§ Problem to solve: The answer should be each line from the entries below that has the word "screenshot" in it.

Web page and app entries
= Beginning of Section =

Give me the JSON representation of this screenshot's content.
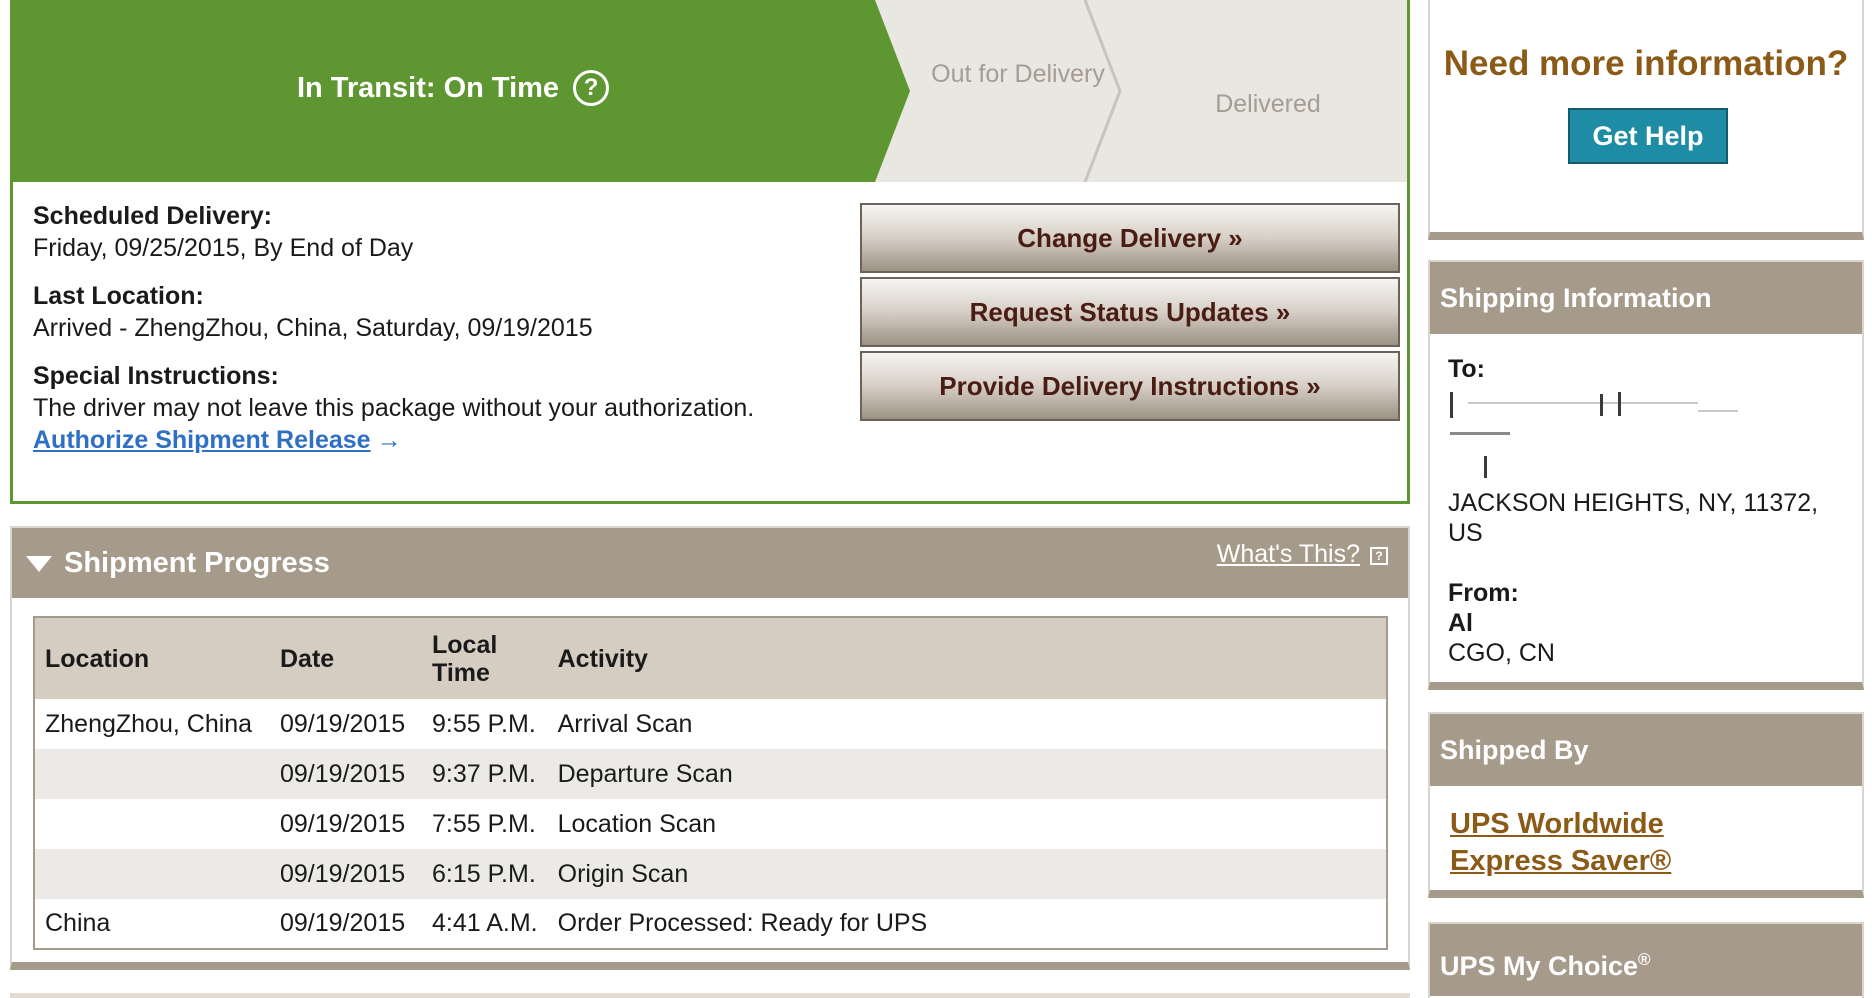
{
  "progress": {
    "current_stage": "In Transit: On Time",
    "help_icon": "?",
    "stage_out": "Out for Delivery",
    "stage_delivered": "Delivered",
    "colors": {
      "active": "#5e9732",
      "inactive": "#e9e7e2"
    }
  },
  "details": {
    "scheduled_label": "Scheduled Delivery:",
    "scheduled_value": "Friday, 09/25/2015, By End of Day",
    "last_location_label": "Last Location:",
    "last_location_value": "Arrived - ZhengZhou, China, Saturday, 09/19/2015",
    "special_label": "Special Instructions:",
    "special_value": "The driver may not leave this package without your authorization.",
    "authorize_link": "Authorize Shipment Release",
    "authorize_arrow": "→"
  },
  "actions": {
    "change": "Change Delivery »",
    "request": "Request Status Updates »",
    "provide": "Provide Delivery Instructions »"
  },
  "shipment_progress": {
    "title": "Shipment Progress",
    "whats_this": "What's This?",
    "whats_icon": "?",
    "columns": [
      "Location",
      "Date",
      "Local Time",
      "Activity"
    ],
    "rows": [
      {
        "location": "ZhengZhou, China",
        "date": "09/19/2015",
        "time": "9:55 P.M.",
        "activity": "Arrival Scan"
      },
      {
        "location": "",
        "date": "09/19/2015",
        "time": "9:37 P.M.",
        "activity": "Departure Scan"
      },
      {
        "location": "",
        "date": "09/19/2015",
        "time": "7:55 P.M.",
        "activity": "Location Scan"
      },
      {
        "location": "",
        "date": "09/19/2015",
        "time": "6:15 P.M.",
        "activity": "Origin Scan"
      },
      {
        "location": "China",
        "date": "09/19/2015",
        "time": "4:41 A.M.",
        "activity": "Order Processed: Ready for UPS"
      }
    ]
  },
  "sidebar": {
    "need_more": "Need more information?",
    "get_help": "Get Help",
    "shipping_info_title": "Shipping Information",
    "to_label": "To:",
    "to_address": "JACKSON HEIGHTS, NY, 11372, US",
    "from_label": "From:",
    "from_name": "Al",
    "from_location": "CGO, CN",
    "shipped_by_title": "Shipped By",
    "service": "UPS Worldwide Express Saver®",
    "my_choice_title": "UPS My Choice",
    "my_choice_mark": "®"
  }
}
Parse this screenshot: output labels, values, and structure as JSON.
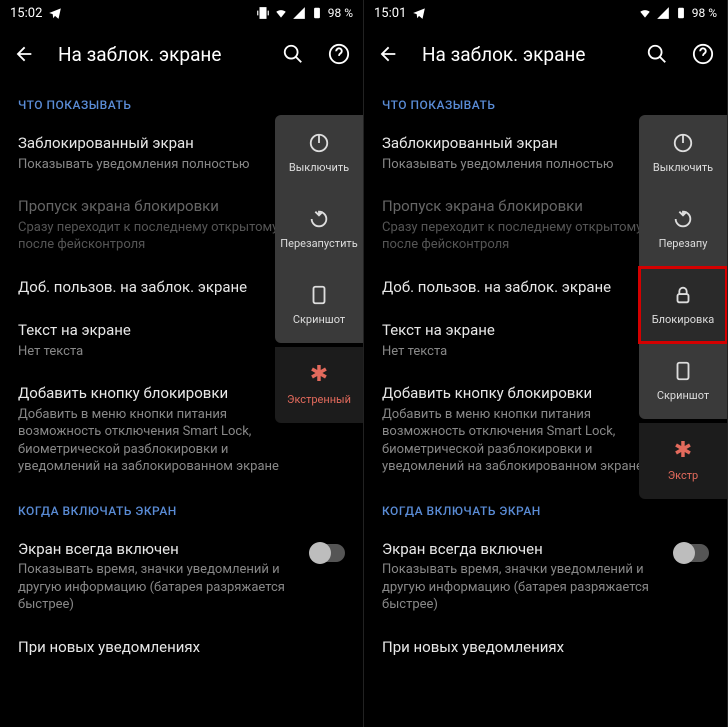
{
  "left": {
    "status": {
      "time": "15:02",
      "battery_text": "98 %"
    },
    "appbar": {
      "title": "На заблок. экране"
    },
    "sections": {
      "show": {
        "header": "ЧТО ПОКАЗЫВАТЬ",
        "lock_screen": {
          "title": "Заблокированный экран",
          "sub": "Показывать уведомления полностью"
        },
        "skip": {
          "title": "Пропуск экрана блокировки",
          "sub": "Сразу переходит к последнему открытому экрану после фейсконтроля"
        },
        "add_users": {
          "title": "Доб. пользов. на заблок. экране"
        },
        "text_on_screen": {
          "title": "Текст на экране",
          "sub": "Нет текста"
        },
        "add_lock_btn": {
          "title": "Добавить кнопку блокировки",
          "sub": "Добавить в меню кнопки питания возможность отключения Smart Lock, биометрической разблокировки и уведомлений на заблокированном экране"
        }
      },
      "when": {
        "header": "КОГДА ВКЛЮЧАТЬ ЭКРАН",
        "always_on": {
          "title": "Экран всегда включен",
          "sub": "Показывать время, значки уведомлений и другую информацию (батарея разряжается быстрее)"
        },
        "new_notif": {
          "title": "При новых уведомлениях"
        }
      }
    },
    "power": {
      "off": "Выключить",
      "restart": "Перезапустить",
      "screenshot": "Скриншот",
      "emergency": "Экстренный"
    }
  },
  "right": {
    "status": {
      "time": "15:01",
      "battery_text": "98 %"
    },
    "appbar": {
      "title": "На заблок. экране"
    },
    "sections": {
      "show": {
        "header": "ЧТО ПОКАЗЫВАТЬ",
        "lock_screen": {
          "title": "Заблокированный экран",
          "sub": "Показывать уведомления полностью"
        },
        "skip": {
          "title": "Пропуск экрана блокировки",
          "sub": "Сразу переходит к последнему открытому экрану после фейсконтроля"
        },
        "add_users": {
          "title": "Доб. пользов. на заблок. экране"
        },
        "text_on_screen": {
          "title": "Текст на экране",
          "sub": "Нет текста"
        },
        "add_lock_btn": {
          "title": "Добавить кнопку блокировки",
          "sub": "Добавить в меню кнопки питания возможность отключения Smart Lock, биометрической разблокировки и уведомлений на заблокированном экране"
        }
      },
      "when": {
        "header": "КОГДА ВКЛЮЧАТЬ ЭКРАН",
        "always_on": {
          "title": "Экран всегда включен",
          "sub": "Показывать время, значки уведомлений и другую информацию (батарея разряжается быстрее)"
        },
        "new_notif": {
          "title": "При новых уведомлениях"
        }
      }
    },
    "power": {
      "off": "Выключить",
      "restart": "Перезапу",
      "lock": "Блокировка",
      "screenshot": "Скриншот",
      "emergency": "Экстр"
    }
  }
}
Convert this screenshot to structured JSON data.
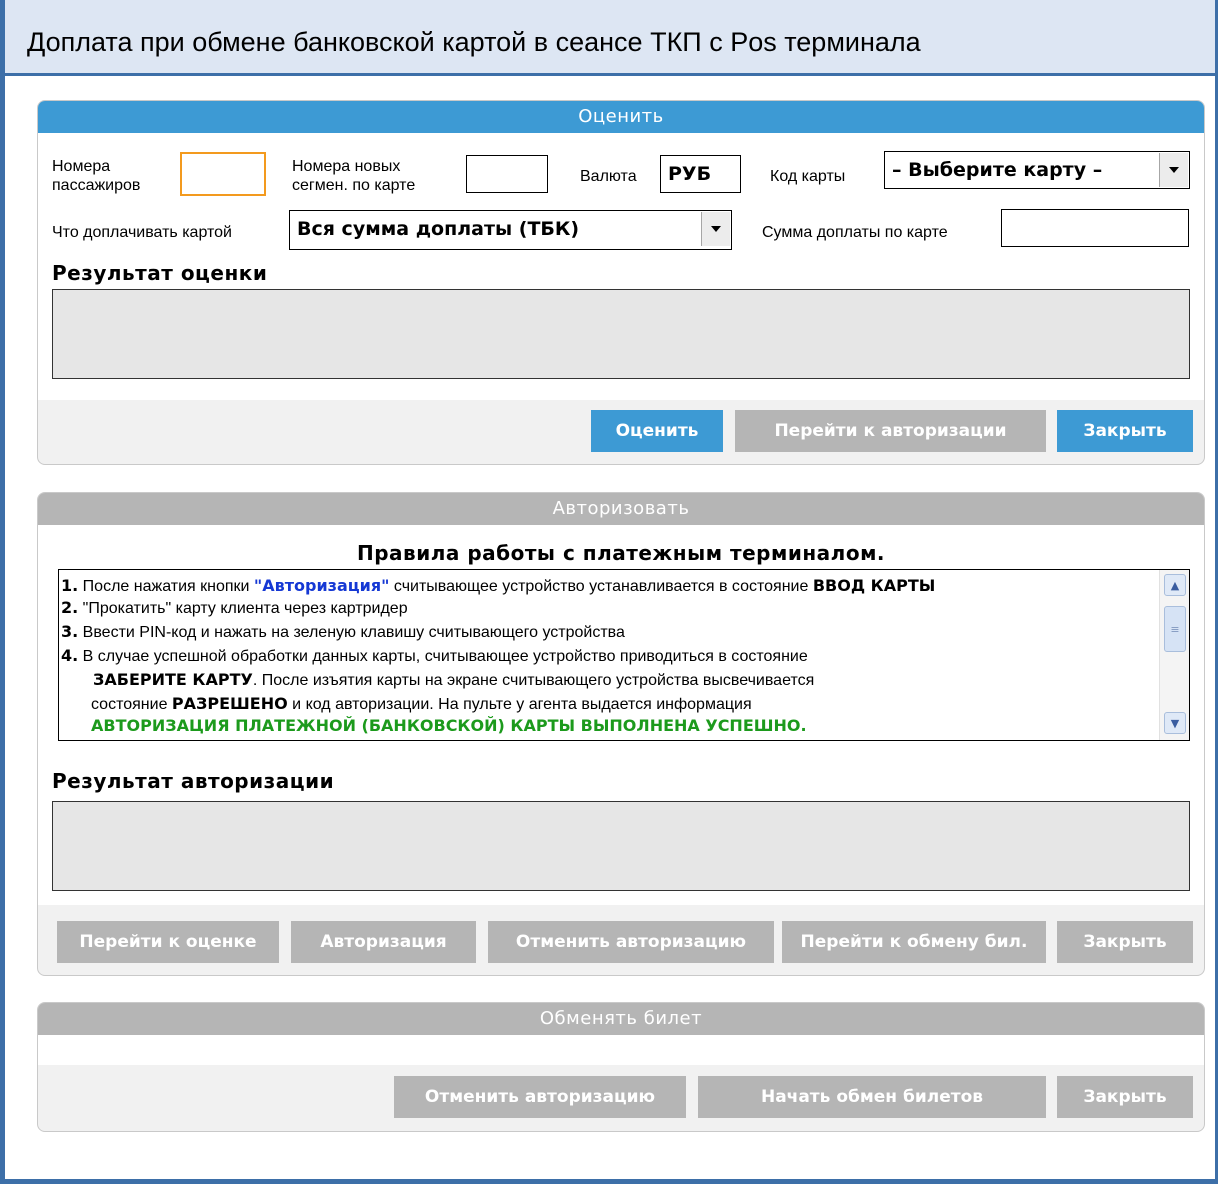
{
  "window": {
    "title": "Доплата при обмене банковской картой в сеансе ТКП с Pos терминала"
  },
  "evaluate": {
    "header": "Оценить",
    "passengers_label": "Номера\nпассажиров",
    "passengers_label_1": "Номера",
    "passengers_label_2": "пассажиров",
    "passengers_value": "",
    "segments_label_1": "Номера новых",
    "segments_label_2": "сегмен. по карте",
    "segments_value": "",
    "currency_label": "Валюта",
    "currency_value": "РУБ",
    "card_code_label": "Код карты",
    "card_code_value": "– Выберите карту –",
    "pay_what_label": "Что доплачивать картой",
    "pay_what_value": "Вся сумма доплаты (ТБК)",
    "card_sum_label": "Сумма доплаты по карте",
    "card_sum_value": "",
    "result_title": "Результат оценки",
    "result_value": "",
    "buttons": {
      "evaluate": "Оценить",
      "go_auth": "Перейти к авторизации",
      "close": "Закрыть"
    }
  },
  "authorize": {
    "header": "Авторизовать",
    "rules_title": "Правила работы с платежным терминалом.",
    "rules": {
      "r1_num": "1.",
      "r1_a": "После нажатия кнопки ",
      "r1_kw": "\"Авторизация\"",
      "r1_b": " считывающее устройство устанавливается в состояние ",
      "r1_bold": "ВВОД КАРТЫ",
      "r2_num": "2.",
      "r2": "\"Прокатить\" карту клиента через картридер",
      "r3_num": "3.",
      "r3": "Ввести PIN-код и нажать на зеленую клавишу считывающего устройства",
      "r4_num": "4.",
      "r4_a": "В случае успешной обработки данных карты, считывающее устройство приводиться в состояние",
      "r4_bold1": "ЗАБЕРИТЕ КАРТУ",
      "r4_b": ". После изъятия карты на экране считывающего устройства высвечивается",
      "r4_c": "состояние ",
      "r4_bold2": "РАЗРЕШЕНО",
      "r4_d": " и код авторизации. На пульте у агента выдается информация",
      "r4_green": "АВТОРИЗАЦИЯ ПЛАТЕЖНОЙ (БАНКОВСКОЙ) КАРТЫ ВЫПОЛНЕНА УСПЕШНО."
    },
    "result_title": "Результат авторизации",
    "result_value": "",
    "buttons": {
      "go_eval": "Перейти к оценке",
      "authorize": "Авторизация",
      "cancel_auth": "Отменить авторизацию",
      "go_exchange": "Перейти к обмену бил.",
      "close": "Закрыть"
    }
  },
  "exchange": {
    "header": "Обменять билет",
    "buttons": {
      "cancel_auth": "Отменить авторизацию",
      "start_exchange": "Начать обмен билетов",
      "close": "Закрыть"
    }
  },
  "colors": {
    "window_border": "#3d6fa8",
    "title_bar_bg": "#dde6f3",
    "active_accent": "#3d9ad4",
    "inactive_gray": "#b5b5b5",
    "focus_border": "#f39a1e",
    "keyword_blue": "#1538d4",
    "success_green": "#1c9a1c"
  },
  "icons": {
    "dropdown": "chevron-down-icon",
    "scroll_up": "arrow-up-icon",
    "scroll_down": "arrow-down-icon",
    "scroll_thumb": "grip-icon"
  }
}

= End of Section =

§ Solution to this task:
Give me the JSON representation of this screenshot's content.
Parse this screenshot: output labels, values, and structure as JSON.
      "screenshot": "Скриншот",
      "screenshot": "Скриншот",
Convert this screenshot to structured JSON data.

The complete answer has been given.